How is 84% not a 3-star movie?
I’m not sure if you have an depressed sense of RT % or an inflated sense of stars.
To me, 3 stars is “Like it, but it’s still in the meaty part of the bell curve”, which is around 70% RT.
I confess to being (pleasantly) amazed by the reviews and ratings so far. We all know that toy-fests like this are generally leaden, dull commercials pandering to kids too young to have any critical judgment, but I have yet to hear a negative comment about this film. Not sure it’s worth seeing in the theater but it will be high on my rental list.
The previews just made it look like utter crap, so hearing this is surprising.
This morning’s Sacramento Bee reviewer gave it four stars, which is their highest rating.
Yeah, Matt Pais from the Chicago RedEye, who I always thought of as not liking anything (at least until he made me fall in love with him by choosing Spring Breakers as his favorite movie movie of the year) gave it his highest rating today, 4 stars. I was smiling just reading his review. I’m going to see it on Tuesday.
I’d put 70% as maybe 2 1/2 stars, with 4 stars 90+%. Not that I’ve ever thought about it before.
I would have thought 75% positive is a 3 star movie, 85% positive is a 3 1/2 star movie, while 95% and up would be a 4 star.
I’d say he gets roughly a 10% bounce upwards(or headstart) for being who he is. And to be fair, the guy who directed Totoro and Spirited Away kind of deserves it.
I just got this week’s Entertainment Weekly, and they gave it an A.
As I said in the other thread, The Lego Batman movie was hilarious and better in almost every conceivable way than the last Bale Batman. If you’ve never seen a Lego movie you can’t understand this, but they got the spirit of the older comic books right, instead of another crazy idiot in tights.
I have high hopes for this one.
I agree. Watching the previews, I assumed that this was going to be another insipid, shameless cash grab like Alvin and the Chipmunks and The Smurfs. I’m actually pretty shocked at all the positive reviews.
I see the problem here. Some of you are using the “five stars max” system (a la Netflix), others the “four stars max” system (a la – what? Michelin restaurant guides or something? Oh, yeah…IMDB, right?).
I just returned from seeing it with my kids, going in semi-skeptical with some of the concerns upthread.

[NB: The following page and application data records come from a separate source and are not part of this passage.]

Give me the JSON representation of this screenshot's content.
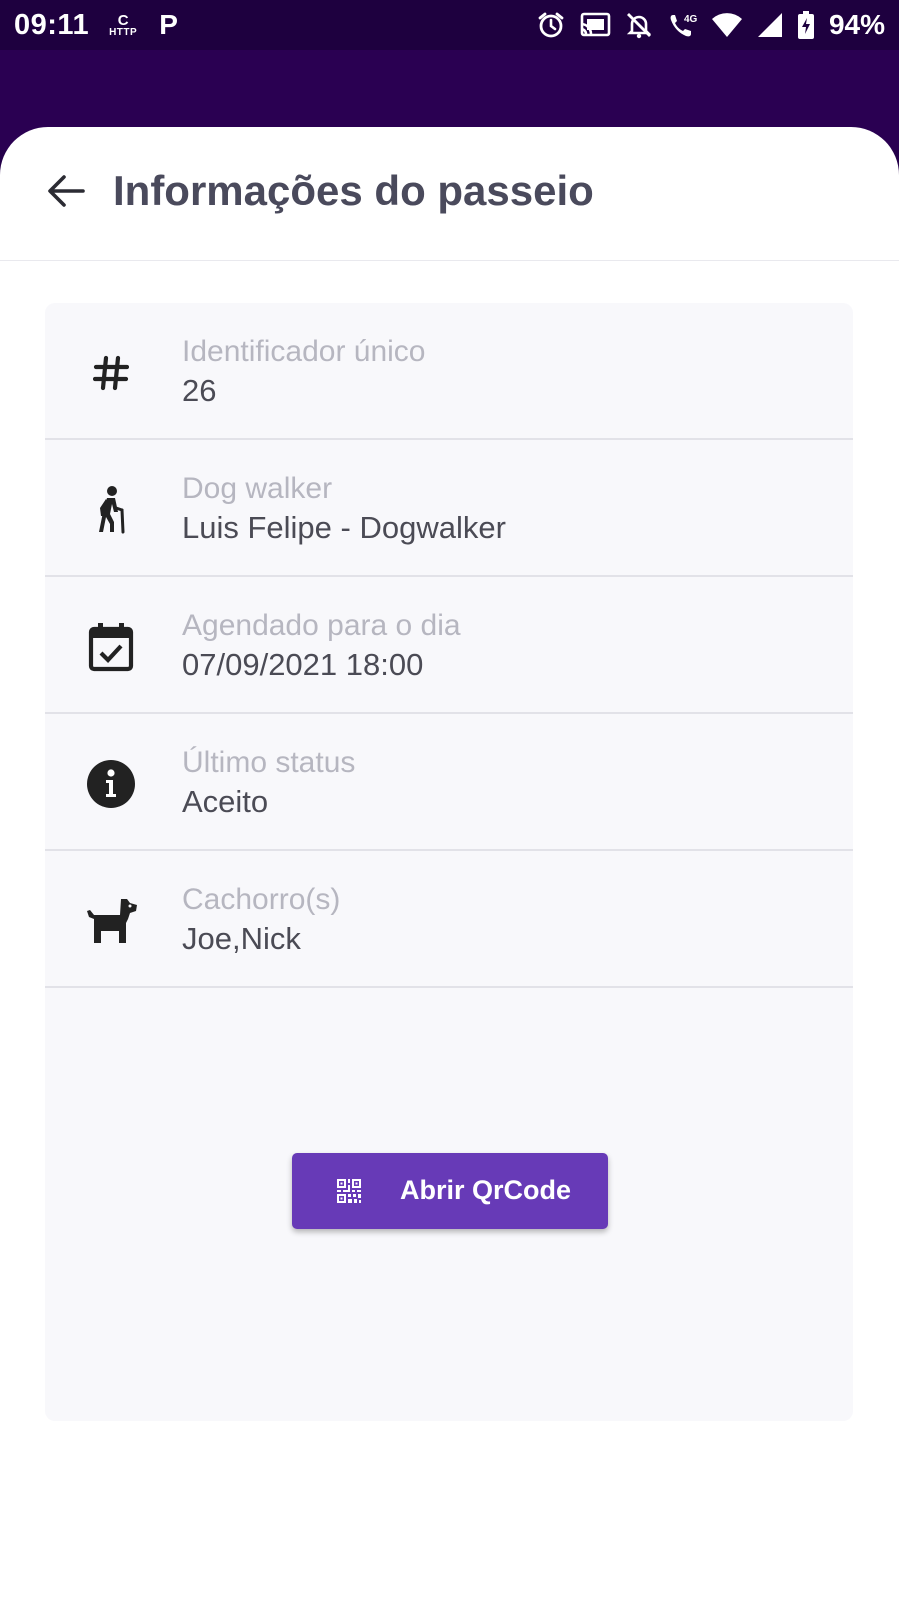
{
  "status_bar": {
    "time": "09:11",
    "http_top": "C",
    "http_bottom": "HTTP",
    "p_label": "P",
    "network": "4G",
    "battery": "94%"
  },
  "header": {
    "title": "Informações do passeio",
    "back_icon": "arrow-left-icon"
  },
  "info_rows": [
    {
      "icon": "hash-icon",
      "label": "Identificador único",
      "value": "26"
    },
    {
      "icon": "hiker-icon",
      "label": "Dog walker",
      "value": "Luis Felipe - Dogwalker"
    },
    {
      "icon": "calendar-check-icon",
      "label": "Agendado para o dia",
      "value": "07/09/2021 18:00"
    },
    {
      "icon": "info-icon",
      "label": "Último status",
      "value": "Aceito"
    },
    {
      "icon": "dog-icon",
      "label": "Cachorro(s)",
      "value": "Joe,Nick"
    }
  ],
  "qr_button": {
    "label": "Abrir QrCode",
    "icon": "qr-code-icon"
  },
  "colors": {
    "status_bar": "#1e003f",
    "header_bg": "#2a0052",
    "accent": "#673ab7",
    "title_text": "#4a4a5c",
    "label_text": "#b6b6c0",
    "value_text": "#4b4b55",
    "card_bg": "#f8f8fb"
  }
}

The movie is consistently funny, at time hilariously so, and rather than become a giant commercial peddling more plastic bits to kids, it’s truly more a celebration in pop-culture and returning to the creativity, imagination and joy that these toys are meant to inspire in children (and even adults). Whatever and whoever allowed this movie to happen, the filmmakers (The guys who made Cloudy with a Chance of Meatballs) and executives at LEGO should be applauded.
It succeeds in almost every way, and the third act (you’ll know what I’m talking about) was an unexpected, genuinely heartwarming stroke that strikes at the very heart of this theme.
Go see it. Really.
I just saw it, and everything was awesome. Actually, the middle part was a bit boring and could kids really understand everything (like how the k***le got its name)? The animation was also a bit jittery. But overall it was great, especially the ending.
I guess. I thought most critics used the four star system.
Then again, Ebert repeatedly pointed out the uselessness of a star system. It provides almost no comparison between movies.